Altria Group (NYSE:MO) spun off Philip Morris International (NYSE:PM) nearly a decade ago, and over that span, the two companies have shared a lot of common ground even as they've also made independent strategic moves that have distinguished their different markets. Yet now, competitors Reynolds American (NYSE:RAI) and British American Tobacco (NYSE:BTI) are looking to join forces through a merger that will combine Altria's No. 2 arch rival and one of Philip Morris International's largest industry peers worldwide. In that light, the biggest mistake that Altria and Philip Morris have made so far in 2017 is not to pursue a recombination of their own.
What made Altria and Philip Morris break up
The initial spinoff of Philip Morris International reflected the relative value investors were putting on the two businesses in the 2000s. At the time, the U.S. tobacco market was seen as mature, with little opportunity for future growth because of secular declines in smoking among Americans. By contrast, the international market had plenty of opportunities for growth, as a rising consumer class in many emerging-market economies pointed to greater prosperity and the potential for a rising population of smokers.
In addition, breaking Altria and Philip Morris into two parts insulated them from each other's prospective liabilities. The amount of high-profile tobacco litigation had diminished from the previous decade, but investors were still nervous about the possibility that a huge jury verdict could bring the tobacco industry to its knees. By splitting out the particularly litigious U.S. region from the rest of the world, many saw Philip Morris as the safer play despite its U.S. domicile leaving it open to lawsuits in its home country.

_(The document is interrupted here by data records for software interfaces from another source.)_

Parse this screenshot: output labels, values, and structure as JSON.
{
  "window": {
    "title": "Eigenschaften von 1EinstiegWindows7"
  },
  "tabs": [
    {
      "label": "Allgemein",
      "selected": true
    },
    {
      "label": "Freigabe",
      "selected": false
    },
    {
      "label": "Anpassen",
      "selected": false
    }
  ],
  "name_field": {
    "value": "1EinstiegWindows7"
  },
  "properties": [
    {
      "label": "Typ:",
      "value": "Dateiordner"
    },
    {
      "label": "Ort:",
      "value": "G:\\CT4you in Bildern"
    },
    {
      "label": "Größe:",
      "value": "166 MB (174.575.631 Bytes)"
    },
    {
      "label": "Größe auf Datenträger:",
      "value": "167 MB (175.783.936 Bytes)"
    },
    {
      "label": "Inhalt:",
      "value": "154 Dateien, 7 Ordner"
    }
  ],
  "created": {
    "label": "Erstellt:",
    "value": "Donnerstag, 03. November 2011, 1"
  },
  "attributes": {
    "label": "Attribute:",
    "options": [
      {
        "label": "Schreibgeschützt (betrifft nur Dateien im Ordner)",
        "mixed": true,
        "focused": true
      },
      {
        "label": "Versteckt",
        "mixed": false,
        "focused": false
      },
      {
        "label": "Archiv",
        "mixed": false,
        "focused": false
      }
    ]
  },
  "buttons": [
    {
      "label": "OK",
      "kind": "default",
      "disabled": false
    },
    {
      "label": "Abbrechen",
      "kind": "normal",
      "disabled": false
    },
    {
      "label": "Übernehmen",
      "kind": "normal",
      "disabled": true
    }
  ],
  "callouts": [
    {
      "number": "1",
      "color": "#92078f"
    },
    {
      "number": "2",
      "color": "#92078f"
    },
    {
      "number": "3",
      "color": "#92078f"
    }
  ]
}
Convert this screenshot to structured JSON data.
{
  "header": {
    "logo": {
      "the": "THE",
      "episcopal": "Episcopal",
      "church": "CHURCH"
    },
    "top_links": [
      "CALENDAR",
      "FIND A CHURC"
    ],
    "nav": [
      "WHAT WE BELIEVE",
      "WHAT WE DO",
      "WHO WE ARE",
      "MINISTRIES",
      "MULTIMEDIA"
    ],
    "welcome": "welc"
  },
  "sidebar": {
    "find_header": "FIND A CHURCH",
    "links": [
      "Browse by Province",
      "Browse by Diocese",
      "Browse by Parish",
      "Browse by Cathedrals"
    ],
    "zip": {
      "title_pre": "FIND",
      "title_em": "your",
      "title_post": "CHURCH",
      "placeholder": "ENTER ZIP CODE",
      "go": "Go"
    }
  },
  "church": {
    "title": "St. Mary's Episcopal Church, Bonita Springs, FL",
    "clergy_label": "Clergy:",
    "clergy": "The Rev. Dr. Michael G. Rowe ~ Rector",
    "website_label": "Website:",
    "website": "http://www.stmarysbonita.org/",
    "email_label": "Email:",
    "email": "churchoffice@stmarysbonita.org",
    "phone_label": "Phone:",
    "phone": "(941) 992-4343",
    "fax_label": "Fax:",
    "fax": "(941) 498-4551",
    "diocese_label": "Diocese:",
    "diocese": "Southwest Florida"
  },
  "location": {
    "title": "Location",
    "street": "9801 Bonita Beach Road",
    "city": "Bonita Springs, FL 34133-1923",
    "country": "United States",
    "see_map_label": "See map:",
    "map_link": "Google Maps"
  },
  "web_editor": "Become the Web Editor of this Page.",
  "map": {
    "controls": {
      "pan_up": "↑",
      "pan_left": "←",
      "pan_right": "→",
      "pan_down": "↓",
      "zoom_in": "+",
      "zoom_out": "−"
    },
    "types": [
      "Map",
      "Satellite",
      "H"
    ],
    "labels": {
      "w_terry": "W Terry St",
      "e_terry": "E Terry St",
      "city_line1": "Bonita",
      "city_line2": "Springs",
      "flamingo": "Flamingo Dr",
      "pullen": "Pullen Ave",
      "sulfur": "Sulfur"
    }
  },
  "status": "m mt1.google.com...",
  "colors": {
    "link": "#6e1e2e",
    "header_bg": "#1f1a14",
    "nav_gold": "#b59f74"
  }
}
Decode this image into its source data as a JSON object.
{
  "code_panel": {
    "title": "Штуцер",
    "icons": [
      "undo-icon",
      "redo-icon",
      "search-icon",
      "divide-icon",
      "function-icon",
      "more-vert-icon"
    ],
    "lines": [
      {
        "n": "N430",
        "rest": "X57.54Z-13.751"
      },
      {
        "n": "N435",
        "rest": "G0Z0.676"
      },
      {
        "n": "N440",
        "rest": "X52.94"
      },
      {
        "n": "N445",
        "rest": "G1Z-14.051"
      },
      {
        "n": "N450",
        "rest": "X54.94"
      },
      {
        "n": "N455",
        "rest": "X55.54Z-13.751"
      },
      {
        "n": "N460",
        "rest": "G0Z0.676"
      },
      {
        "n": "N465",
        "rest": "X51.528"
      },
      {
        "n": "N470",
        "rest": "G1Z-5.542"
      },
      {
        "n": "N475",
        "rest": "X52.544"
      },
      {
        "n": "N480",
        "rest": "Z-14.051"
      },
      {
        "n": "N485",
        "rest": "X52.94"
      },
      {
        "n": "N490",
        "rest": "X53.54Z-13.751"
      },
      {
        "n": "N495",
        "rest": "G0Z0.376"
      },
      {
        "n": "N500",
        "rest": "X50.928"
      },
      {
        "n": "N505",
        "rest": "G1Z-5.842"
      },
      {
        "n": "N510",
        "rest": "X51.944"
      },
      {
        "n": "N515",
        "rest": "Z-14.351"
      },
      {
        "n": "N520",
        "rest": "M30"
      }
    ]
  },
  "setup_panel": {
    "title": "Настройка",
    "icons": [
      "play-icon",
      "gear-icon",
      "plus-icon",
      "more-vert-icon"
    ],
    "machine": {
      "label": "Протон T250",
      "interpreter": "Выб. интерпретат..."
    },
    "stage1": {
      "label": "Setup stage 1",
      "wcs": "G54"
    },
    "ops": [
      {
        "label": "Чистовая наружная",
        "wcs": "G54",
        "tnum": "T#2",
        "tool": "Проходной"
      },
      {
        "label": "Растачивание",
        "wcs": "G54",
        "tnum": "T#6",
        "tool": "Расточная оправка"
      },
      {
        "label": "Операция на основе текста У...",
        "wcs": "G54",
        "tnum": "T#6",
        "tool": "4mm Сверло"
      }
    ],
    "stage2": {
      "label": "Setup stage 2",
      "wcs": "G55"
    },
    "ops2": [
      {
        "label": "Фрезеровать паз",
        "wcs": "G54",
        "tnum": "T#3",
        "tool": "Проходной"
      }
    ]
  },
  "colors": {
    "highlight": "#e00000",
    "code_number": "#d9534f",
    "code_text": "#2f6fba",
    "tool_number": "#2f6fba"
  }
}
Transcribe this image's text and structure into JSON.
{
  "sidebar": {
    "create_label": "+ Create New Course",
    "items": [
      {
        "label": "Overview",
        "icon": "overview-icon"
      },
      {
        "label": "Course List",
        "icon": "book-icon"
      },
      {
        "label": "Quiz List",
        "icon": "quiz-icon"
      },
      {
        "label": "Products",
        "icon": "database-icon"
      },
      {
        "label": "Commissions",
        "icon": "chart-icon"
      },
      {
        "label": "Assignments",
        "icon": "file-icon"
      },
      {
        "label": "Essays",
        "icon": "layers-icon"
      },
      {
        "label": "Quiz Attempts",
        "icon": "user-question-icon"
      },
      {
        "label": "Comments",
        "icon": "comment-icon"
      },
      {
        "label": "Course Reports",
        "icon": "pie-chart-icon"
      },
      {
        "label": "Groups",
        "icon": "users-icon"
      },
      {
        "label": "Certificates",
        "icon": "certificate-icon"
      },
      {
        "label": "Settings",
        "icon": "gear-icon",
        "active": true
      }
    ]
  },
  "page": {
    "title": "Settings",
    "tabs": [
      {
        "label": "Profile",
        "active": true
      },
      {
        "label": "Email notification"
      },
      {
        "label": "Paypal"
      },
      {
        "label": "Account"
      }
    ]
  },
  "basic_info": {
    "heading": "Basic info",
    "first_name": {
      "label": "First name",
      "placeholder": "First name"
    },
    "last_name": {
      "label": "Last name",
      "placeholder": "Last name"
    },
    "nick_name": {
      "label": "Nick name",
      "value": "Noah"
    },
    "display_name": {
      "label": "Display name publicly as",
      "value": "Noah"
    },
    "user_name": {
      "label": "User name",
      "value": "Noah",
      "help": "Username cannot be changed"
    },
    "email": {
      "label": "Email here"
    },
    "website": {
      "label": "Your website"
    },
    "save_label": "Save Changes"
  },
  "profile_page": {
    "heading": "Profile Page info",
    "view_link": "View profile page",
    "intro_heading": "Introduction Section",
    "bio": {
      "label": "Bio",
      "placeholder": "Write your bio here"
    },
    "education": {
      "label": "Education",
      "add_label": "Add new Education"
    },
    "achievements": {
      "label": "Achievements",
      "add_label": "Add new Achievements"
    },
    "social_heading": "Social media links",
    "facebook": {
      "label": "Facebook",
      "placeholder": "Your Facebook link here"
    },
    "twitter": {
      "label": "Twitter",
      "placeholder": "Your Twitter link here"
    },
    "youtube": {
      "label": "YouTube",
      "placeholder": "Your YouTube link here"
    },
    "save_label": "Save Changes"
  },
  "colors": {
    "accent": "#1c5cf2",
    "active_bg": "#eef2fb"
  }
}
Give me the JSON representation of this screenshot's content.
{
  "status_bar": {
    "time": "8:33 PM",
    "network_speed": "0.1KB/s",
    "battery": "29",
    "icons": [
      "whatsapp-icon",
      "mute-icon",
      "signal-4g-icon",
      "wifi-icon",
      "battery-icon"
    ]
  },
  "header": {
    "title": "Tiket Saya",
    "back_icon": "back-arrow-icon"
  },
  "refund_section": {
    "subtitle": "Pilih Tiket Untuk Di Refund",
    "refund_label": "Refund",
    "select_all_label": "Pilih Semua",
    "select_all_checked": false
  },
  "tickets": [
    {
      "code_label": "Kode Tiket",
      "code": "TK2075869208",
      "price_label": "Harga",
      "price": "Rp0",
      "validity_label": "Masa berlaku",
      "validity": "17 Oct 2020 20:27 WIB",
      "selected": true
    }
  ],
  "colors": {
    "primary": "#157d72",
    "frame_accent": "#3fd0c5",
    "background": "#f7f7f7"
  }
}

What Altria and Philip Morris have done since splitting
Since the Philip Morris IPO, the two companies have found some common ground but have also forged out in different directions. Philip Morris has been much more aggressive about the role of reduced-risk products in its long-term success, predicting that at some point, traditional cigarettes will become a thing of the past. Altria has also embraced cigarette alternatives, but it has also sought to aim toward the high-end consumer audience with its purchase of ultra-premium tobacconist Nat Sherman.
Even though the two companies have sought to maximize their own niches, they've still shared plenty of resources and insights. In particular, the partnership between Altria and Philip Morris for developing reduced-risk products has led to increased collaboration, both in terms of product development and for potential future marketing and distribution deals. The highest-profile arrangement has been the way in which Philip Morris and Altria have promoted the iQOS heat-not-burn technology, with Philip Morris applying for approval from the U.S. Food and Drug Administration and agreeing to allow Altria to have sole distribution rights for iQOS for the U.S. market if approved.
Why recombining could be a smarter move for Philip Morris and Altria
For insight on why it could be smart for Altria and Philip Morris to rejoin forces, take a look at the Reynolds-British American merger. BAT already held a substantial minority stake in Reynolds, but it believes that a stronger connection in its alternative-products portfolio will help it innovate more effectively. Uniting its brands under a single corporate umbrella worldwide will add some efficiencies, and cost-cutting opportunities will boost profit at the same time that product consolidation will make it easier to support optimal pricing.
Altria and Philip Morris could get some of the same benefits, but for a merger to work, the two companies would have to come to consensus about their joint long-term strategic direction. Altria has explored reduced-risk products, but its efforts have been more broadly spread across different types of products, including its MarkTen electronic-cigarette brands as well as the collaborative work it's doing with Philip Morris on heated tobacco and other alternatives.
One reason the deal hasn't happened is that its logistics would be challenging. Altria and Philip Morris are both large and have much closer market capitalizations to each other, requiring a merger-of-equals scenario that won't generate the same enthusiasm as an outright buyout offer. By contrast, BAT is considerably larger than Reynolds, and the stake BAT already has in the tobacco company made a buyout more manageable.
Nevertheless, Philip Morris and Altria have missed out by not considering a merger more seriously. With a primary competitor creating a global tobacco empire, Altria and Philip Morris will need to answer the call to retain their leadership positions within the industry.